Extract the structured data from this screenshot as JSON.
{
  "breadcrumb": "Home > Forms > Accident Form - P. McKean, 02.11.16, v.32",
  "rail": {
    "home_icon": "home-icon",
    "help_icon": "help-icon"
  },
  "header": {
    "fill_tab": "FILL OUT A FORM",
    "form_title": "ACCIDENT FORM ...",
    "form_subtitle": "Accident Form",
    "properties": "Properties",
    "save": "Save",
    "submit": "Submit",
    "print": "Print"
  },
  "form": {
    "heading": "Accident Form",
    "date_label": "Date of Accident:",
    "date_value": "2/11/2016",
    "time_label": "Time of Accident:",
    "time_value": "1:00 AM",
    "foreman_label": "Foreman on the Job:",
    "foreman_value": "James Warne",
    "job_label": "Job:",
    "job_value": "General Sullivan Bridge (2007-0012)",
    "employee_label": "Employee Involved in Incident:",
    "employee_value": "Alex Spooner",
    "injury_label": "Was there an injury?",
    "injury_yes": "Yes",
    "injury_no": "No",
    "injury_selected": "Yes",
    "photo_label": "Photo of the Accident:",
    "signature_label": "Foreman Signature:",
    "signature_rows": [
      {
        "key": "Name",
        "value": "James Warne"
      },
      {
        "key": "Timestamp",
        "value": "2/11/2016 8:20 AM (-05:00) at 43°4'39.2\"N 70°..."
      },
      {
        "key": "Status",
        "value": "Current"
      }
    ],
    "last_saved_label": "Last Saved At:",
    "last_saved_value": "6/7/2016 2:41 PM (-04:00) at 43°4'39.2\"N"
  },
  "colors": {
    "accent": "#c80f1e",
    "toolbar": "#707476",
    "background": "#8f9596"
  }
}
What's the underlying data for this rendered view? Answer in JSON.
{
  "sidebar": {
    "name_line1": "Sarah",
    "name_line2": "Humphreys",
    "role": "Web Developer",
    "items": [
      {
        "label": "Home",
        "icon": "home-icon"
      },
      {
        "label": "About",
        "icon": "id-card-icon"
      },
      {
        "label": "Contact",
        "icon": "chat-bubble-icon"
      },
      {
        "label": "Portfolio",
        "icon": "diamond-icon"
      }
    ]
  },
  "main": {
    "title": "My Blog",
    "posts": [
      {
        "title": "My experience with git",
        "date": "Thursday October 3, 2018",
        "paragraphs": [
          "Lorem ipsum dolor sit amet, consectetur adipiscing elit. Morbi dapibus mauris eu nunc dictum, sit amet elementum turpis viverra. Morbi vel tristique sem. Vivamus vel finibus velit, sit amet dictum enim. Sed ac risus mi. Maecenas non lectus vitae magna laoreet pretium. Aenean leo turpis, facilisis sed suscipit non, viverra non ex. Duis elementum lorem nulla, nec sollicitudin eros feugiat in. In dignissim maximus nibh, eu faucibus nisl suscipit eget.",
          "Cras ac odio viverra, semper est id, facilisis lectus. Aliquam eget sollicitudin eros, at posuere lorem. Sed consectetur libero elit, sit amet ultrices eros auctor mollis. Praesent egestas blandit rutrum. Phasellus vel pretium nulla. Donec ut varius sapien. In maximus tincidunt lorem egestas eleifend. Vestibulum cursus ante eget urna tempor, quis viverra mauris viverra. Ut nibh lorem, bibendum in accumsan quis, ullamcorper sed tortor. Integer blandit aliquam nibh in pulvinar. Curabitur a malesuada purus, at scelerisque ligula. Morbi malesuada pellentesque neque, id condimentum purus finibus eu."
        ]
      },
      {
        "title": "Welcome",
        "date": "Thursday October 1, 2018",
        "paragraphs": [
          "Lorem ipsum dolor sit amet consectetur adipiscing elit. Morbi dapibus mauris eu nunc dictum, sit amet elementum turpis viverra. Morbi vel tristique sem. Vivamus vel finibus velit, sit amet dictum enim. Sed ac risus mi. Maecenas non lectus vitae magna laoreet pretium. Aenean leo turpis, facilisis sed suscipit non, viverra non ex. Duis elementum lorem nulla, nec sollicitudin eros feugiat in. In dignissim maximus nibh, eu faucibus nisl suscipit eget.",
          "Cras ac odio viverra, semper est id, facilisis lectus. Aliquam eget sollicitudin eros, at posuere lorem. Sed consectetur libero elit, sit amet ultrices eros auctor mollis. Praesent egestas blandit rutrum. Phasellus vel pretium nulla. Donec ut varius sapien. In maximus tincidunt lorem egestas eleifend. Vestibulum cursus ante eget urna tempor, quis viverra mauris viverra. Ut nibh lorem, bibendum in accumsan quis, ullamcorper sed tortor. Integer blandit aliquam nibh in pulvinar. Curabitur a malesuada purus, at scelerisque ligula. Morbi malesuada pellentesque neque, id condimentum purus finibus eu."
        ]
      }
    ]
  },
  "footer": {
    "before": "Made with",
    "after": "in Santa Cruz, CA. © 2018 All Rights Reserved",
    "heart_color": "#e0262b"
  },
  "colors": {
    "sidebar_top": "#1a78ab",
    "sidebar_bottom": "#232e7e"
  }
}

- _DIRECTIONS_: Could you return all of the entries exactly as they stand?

- _RESPONSE AREA_:
Extract the structured data from this screenshot as JSON.
{
  "breadcrumb": "Home > Forms > Accident Form - P. McKean, 02.11.16, v.32",
  "rail": {
    "home_icon": "home-icon",
    "help_icon": "help-icon"
  },
  "header": {
    "fill_tab": "FILL OUT A FORM",
    "form_title": "ACCIDENT FORM ...",
    "form_subtitle": "Accident Form",
    "properties": "Properties",
    "save": "Save",
    "submit": "Submit",
    "print": "Print"
  },
  "form": {
    "heading": "Accident Form",
    "date_label": "Date of Accident:",
    "date_value": "2/11/2016",
    "time_label": "Time of Accident:",
    "time_value": "1:00 AM",
    "foreman_label": "Foreman on the Job:",
    "foreman_value": "James Warne",
    "job_label": "Job:",
    "job_value": "General Sullivan Bridge (2007-0012)",
    "employee_label": "Employee Involved in Incident:",
    "employee_value": "Alex Spooner",
    "injury_label": "Was there an injury?",
    "injury_yes": "Yes",
    "injury_no": "No",
    "injury_selected": "Yes",
    "photo_label": "Photo of the Accident:",
    "signature_label": "Foreman Signature:",
    "signature_rows": [
      {
        "key": "Name",
        "value": "James Warne"
      },
      {
        "key": "Timestamp",
        "value": "2/11/2016 8:20 AM (-05:00) at 43°4'39.2\"N 70°..."
      },
      {
        "key": "Status",
        "value": "Current"
      }
    ],
    "last_saved_label": "Last Saved At:",
    "last_saved_value": "6/7/2016 2:41 PM (-04:00) at 43°4'39.2\"N"
  },
  "colors": {
    "accent": "#c80f1e",
    "toolbar": "#707476",
    "background": "#8f9596"
  }
}
What's the underlying data for this rendered view? Answer in JSON.
{
  "sidebar": {
    "name_line1": "Sarah",
    "name_line2": "Humphreys",
    "role": "Web Developer",
    "items": [
      {
        "label": "Home",
        "icon": "home-icon"
      },
      {
        "label": "About",
        "icon": "id-card-icon"
      },
      {
        "label": "Contact",
        "icon": "chat-bubble-icon"
      },
      {
        "label": "Portfolio",
        "icon": "diamond-icon"
      }
    ]
  },
  "main": {
    "title": "My Blog",
    "posts": [
      {
        "title": "My experience with git",
        "date": "Thursday October 3, 2018",
        "paragraphs": [
          "Lorem ipsum dolor sit amet, consectetur adipiscing elit. Morbi dapibus mauris eu nunc dictum, sit amet elementum turpis viverra. Morbi vel tristique sem. Vivamus vel finibus velit, sit amet dictum enim. Sed ac risus mi. Maecenas non lectus vitae magna laoreet pretium. Aenean leo turpis, facilisis sed suscipit non, viverra non ex. Duis elementum lorem nulla, nec sollicitudin eros feugiat in. In dignissim maximus nibh, eu faucibus nisl suscipit eget.",
          "Cras ac odio viverra, semper est id, facilisis lectus. Aliquam eget sollicitudin eros, at posuere lorem. Sed consectetur libero elit, sit amet ultrices eros auctor mollis. Praesent egestas blandit rutrum. Phasellus vel pretium nulla. Donec ut varius sapien. In maximus tincidunt lorem egestas eleifend. Vestibulum cursus ante eget urna tempor, quis viverra mauris viverra. Ut nibh lorem, bibendum in accumsan quis, ullamcorper sed tortor. Integer blandit aliquam nibh in pulvinar. Curabitur a malesuada purus, at scelerisque ligula. Morbi malesuada pellentesque neque, id condimentum purus finibus eu."
        ]
      },
      {
        "title": "Welcome",
        "date": "Thursday October 1, 2018",
        "paragraphs": [
          "Lorem ipsum dolor sit amet consectetur adipiscing elit. Morbi dapibus mauris eu nunc dictum, sit amet elementum turpis viverra. Morbi vel tristique sem. Vivamus vel finibus velit, sit amet dictum enim. Sed ac risus mi. Maecenas non lectus vitae magna laoreet pretium. Aenean leo turpis, facilisis sed suscipit non, viverra non ex. Duis elementum lorem nulla, nec sollicitudin eros feugiat in. In dignissim maximus nibh, eu faucibus nisl suscipit eget.",
          "Cras ac odio viverra, semper est id, facilisis lectus. Aliquam eget sollicitudin eros, at posuere lorem. Sed consectetur libero elit, sit amet ultrices eros auctor mollis. Praesent egestas blandit rutrum. Phasellus vel pretium nulla. Donec ut varius sapien. In maximus tincidunt lorem egestas eleifend. Vestibulum cursus ante eget urna tempor, quis viverra mauris viverra. Ut nibh lorem, bibendum in accumsan quis, ullamcorper sed tortor. Integer blandit aliquam nibh in pulvinar. Curabitur a malesuada purus, at scelerisque ligula. Morbi malesuada pellentesque neque, id condimentum purus finibus eu."
        ]
      }
    ]
  },
  "footer": {
    "before": "Made with",
    "after": "in Santa Cruz, CA. © 2018 All Rights Reserved",
    "heart_color": "#e0262b"
  },
  "colors": {
    "sidebar_top": "#1a78ab",
    "sidebar_bottom": "#232e7e"
  }
}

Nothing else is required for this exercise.